Any fan of modern history knows that the French region of Normandy has a very long story full of great characters and marked by events that were shaping the European identity. It was here, in the 80 kilometers of sandy beaches where the so-called Battle of Normandy took place, and today is recognized as an interesting sightseer place.

It was on June 6, 1944, when the legendary “Operation Overlord” was developed. A key military action, in which disembarked on this coast 156,000 soldiers in 20,000 armored vehicles, all from the armed Allies coalition who fought World War II.

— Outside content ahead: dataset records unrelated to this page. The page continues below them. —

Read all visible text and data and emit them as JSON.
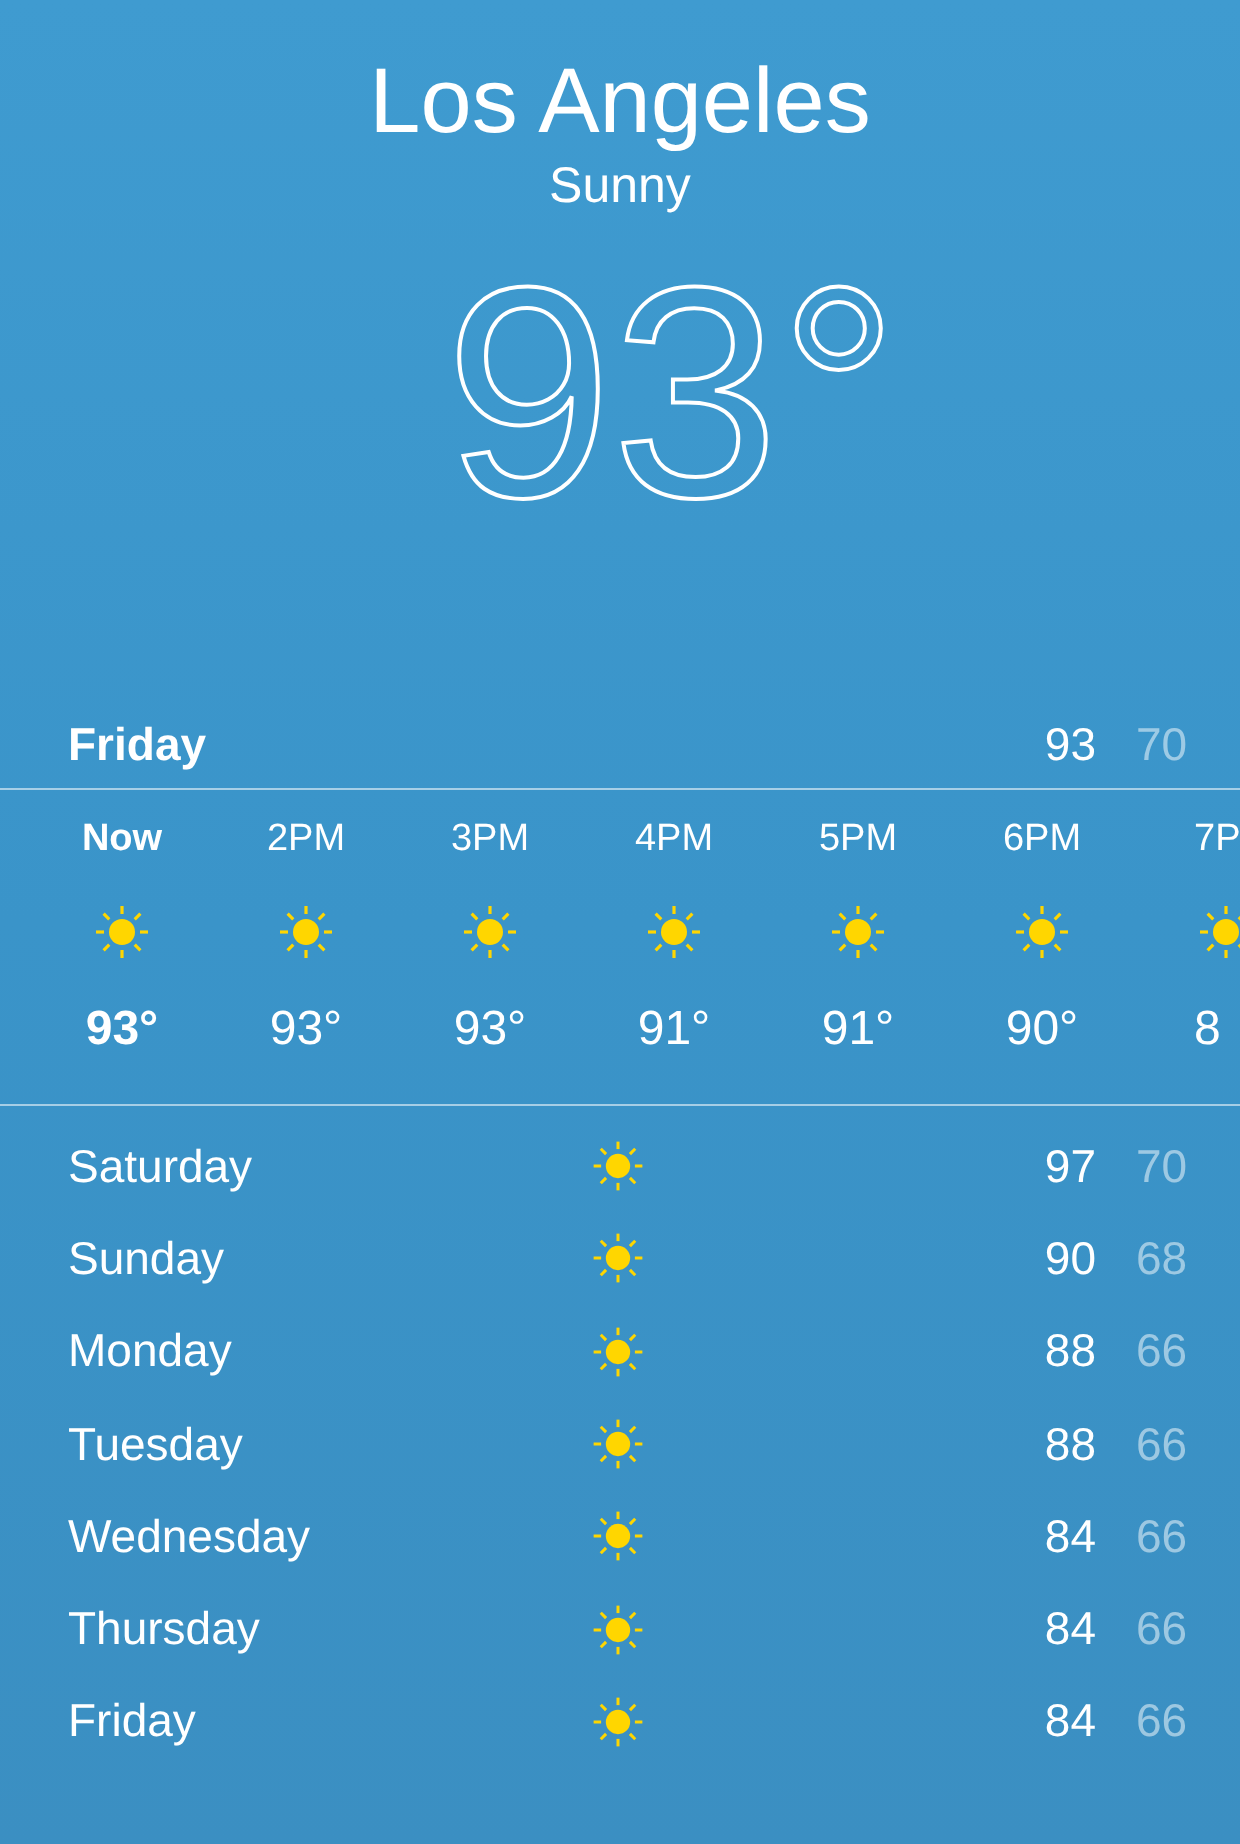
{
  "header": {
    "city": "Los Angeles",
    "condition": "Sunny",
    "temperature": "93°"
  },
  "today": {
    "day": "Friday",
    "high": "93",
    "low": "70"
  },
  "hourly": [
    {
      "time": "Now",
      "temp": "93°",
      "current": true
    },
    {
      "time": "2PM",
      "temp": "93°",
      "current": false
    },
    {
      "time": "3PM",
      "temp": "93°",
      "current": false
    },
    {
      "time": "4PM",
      "temp": "91°",
      "current": false
    },
    {
      "time": "5PM",
      "temp": "91°",
      "current": false
    },
    {
      "time": "6PM",
      "temp": "90°",
      "current": false
    },
    {
      "time": "7P",
      "temp": "8",
      "current": false
    }
  ],
  "daily": [
    {
      "day": "Saturday",
      "high": "97",
      "low": "70"
    },
    {
      "day": "Sunday",
      "high": "90",
      "low": "68"
    },
    {
      "day": "Monday",
      "high": "88",
      "low": "66"
    },
    {
      "day": "Tuesday",
      "high": "88",
      "low": "66"
    },
    {
      "day": "Wednesday",
      "high": "84",
      "low": "66"
    },
    {
      "day": "Thursday",
      "high": "84",
      "low": "66"
    },
    {
      "day": "Friday",
      "high": "84",
      "low": "66"
    }
  ]
}
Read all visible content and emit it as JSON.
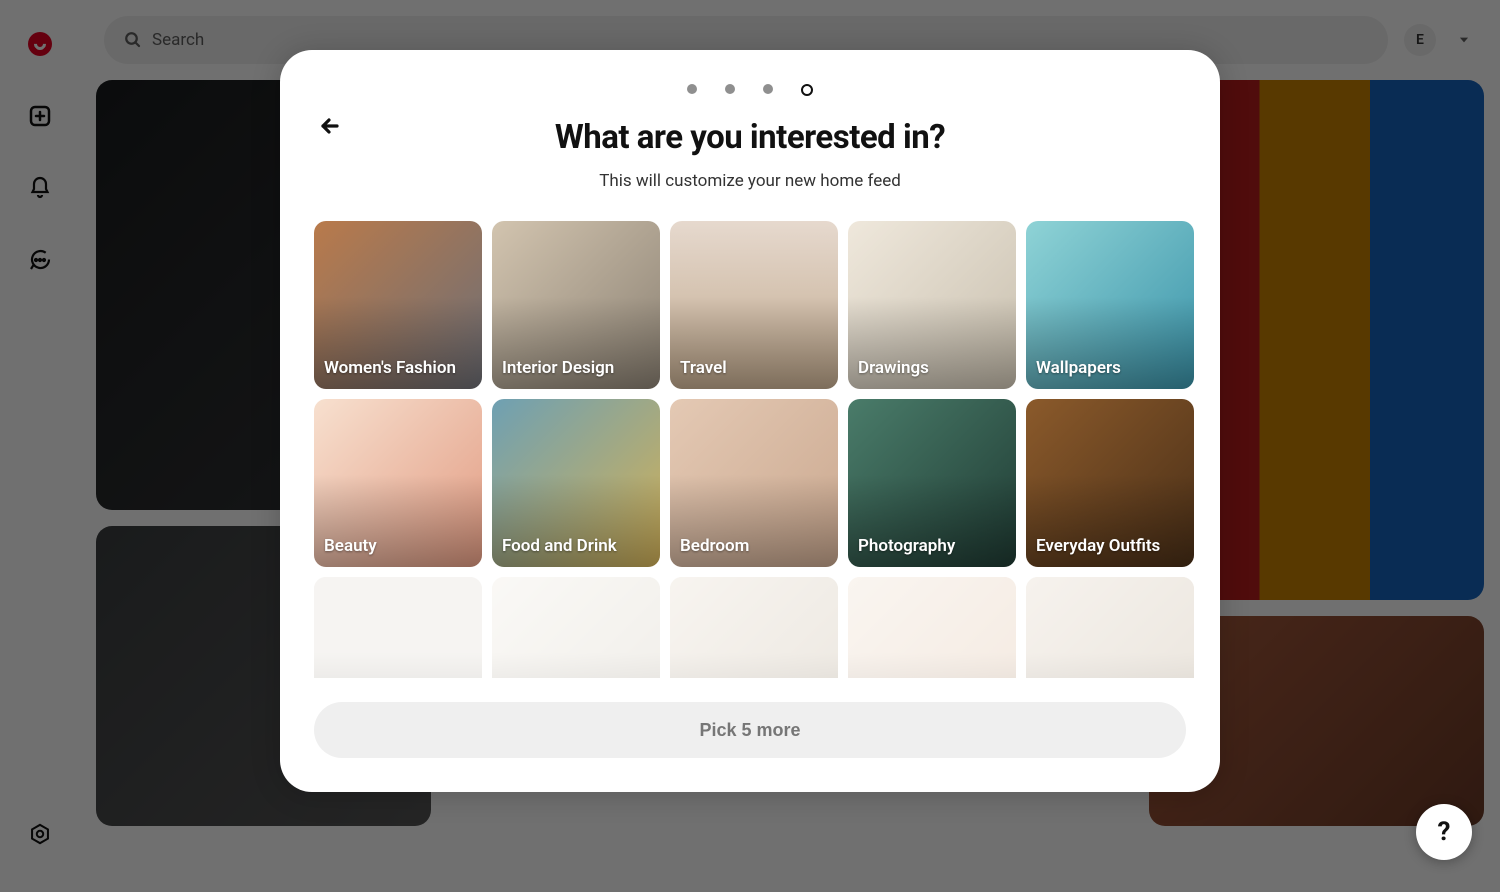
{
  "header": {
    "search_placeholder": "Search",
    "avatar_initial": "E"
  },
  "modal": {
    "title": "What are you interested in?",
    "subtitle": "This will customize your new home feed",
    "cta_label": "Pick 5 more",
    "step_count": 4,
    "active_step_index": 3,
    "interests": [
      {
        "label": "Women's Fashion"
      },
      {
        "label": "Interior Design"
      },
      {
        "label": "Travel"
      },
      {
        "label": "Drawings"
      },
      {
        "label": "Wallpapers"
      },
      {
        "label": "Beauty"
      },
      {
        "label": "Food and Drink"
      },
      {
        "label": "Bedroom"
      },
      {
        "label": "Photography"
      },
      {
        "label": "Everyday Outfits"
      },
      {
        "label": ""
      },
      {
        "label": ""
      },
      {
        "label": ""
      },
      {
        "label": ""
      },
      {
        "label": ""
      }
    ]
  },
  "colors": {
    "brand": "#e60023",
    "cta_disabled_bg": "#efefef",
    "cta_disabled_fg": "#767676"
  },
  "help_label": "?"
}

Caen is the cultural and economic capital of Lower Normandy, an interesting place to visit. The city endured Allied bombing for two months. Three-quarters of the city were devastated and 2,000 of its inhabitants were killed during these actions. It was a real miracle that its artistic heritage (such as the collection of paintings by Rubens that is held in the castle of William the Conqueror) and its monuments (such as the Abbey of Men) were practically unharmed.

A place to visit is the “Memorial for Peace”. The building occupies the site of the bunker of the German General W. Richter. Another historic landmark is the artificial harbor of Arromanches, an anchorage that had to support daily about 12,000 tons of goods and 2,500 vehicles without succumbing to the push of the tides. Despite the years, its vestiges are still visible to the naked eye.

Nearby, just 5 km away is the battery of Longues-Sur-Mer, the only one in Normandy that preserves its cannons. Another site of interest is the American military cemetery of Colleville, were rest the mortal remains of 9,387 American soldiers (among them, the two sons of President Roosevelt) all fallen on this battle. Each day, a salvo in honor of the departed resounds in the evening breeze.

Omaha Beach is the most famous of the Landing. 40% of men that combat on the D-Day died here. Don’t forget to visit the Omaha Beach Memorial Museum. On the beach of Les Braves, is possible to admire the sculpture of Anilore Banon that pays tribute to the soldiers, it simulates wings of freedom sprouting from the sands and water.

The English Cemetery is located in Bayeux. Here rest the 4648 bodies of British and Canadian soldiers. In front of the cemetery, there is a monument in memory of the 2092 Commonwealth soldiers killed during the Normandy landings who never had a burial. Also is the Museum of the Tapestry of Bayonne.

The peak of Hoc is one of the hard places on the itinerary. This cliff remains as it was after the battle, with the holes opened by the projectiles and its bunkers demolished. The place is a sanctuary since under the rubble rest the remains of American and German soldiers.

The village of Sainte-Mère-Église was a strategic plaza on the road that links Utah Beach (another of the 7 beaches on which the landing was divided) with Cherbourg. The groves of its surroundings were the scene of the so-called “war of the bushes”.

The final milestone to visit is the German cemetery of La Cambe, here lies the remains of 21,500 German soldiers. To have a glimpse of the magnitude of the killing, it’s recommended to climb to the top of the central hill, each body buried here is represented by a black cross. This journey of just over 200 kilometers, will take anyone to revive those dark days.